Rowan Moore Gerety / Northwest Public Radio

Salmon are a touchstone in the Northwest...in food, in nature, and now, in the damage wrought by the ongoing drought: less than half of returning Sockeye are expected to survive to the end of summer. But another important fish is dying in unprecedented numbers too: the massive white sturgeon native to the Columbia River.

gettyimages.com

Several dying and dead salmon were found in the Deschutes and Columbia rivers. The Oregon department of Fish and Wildlife says a bacterial infection is the cause.

Fish biologist Rob French with ODFW says dead fish were collected from the lower three miles of the Deschutes. He says the bacterial infection columnaris is typically associated with warm water and low oxygen conditions.

French: “It’s not uncommon for the Columbia to get to these temperatures. What’s most uncommon is how early in the year they got to these temperatures. Same for the Deschutes River.”

Theresa Tilson / Oregon Department of Fish & Wildlife

A record number of sea lions have been feeding in the Columbia River this spring. A lack of food in the ocean and a big run of smelt drew them in. And now they’re eating salmon. That has a lot of people debating the best way to manage these hulking pinnipeds. While some are shooting at them, and arguing for their lethal removal, others are rushing to their defense.
 

In Astoria's East Mooring Basin, big blubbery sea lions have taken over the docks that are supposed to harbor boats. Bill Hunsinger oversees those docks as a commissioner with the Port of Astoria.

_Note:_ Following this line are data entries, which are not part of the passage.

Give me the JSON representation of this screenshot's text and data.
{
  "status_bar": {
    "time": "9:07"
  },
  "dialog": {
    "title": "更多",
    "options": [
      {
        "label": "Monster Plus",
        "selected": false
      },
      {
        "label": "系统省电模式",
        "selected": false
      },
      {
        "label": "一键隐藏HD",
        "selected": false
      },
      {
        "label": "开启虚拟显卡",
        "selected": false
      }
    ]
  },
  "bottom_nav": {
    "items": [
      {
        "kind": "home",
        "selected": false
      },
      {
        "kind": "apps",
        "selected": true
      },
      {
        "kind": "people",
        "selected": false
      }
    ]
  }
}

Confluenceproject.org

Artist and architect Maya Lin will give a free lecture at the University of Oregon on Thursday, Nov. 20. Lin will discuss her two newest projects in the Northwest involving outdoor installations.

The Confluence Project stretches 438 miles along the Columbia River in Washington and Oregon. It’s comprised of six outdoor installations that began in 2005 and will be complete in 2017.

Confluence Executive Director Colin Fogarty says native leaders and elders from Columbia River tribes asked Maya Lin to do the project.
 

Anna King

The Columbia River will remain drawn down at least until June because of the cracked Wanapum Dam in southeast Washington. That means fish can’t reach their traditional ladders. Engineers are working on a fix. But this week, hundreds of Chinook salmon are being rounded up and loaded into tanker trucks to hitch a ride around the problem.

Anna King

A situation on the Columbia River is rapidly unfolding with the damaged Wanapum Dam near Vantage, in Central Washington. Teams of engineers are scrambling to figure out what’s gone wrong with part of Wanapum’s spillway structure. Correspondent Anna King winded her way up the Columbia River to the dam, and files this investigative report.

Creating A Northwest Lamprey Hatchery

Dec 27, 2013
Courtney Flatt

Pacific lamprey numbers are quickly declining throughout Northwestern waters. Tribal elders remember times when the Columbia River was black with the eel-like fish.

Now, Northwest researchers are trying to develop a lamprey hatchery – the first of its kind in the world. But, there are challenges ahead.

Pacific lampreys were once a major staple in Northwest tribes’ diets. The oils were a source of vitamins. Babies used lamprey tails as teething rings.

Now, as numbers decline, lamprey only make it to the table during ceremonies or special occasions.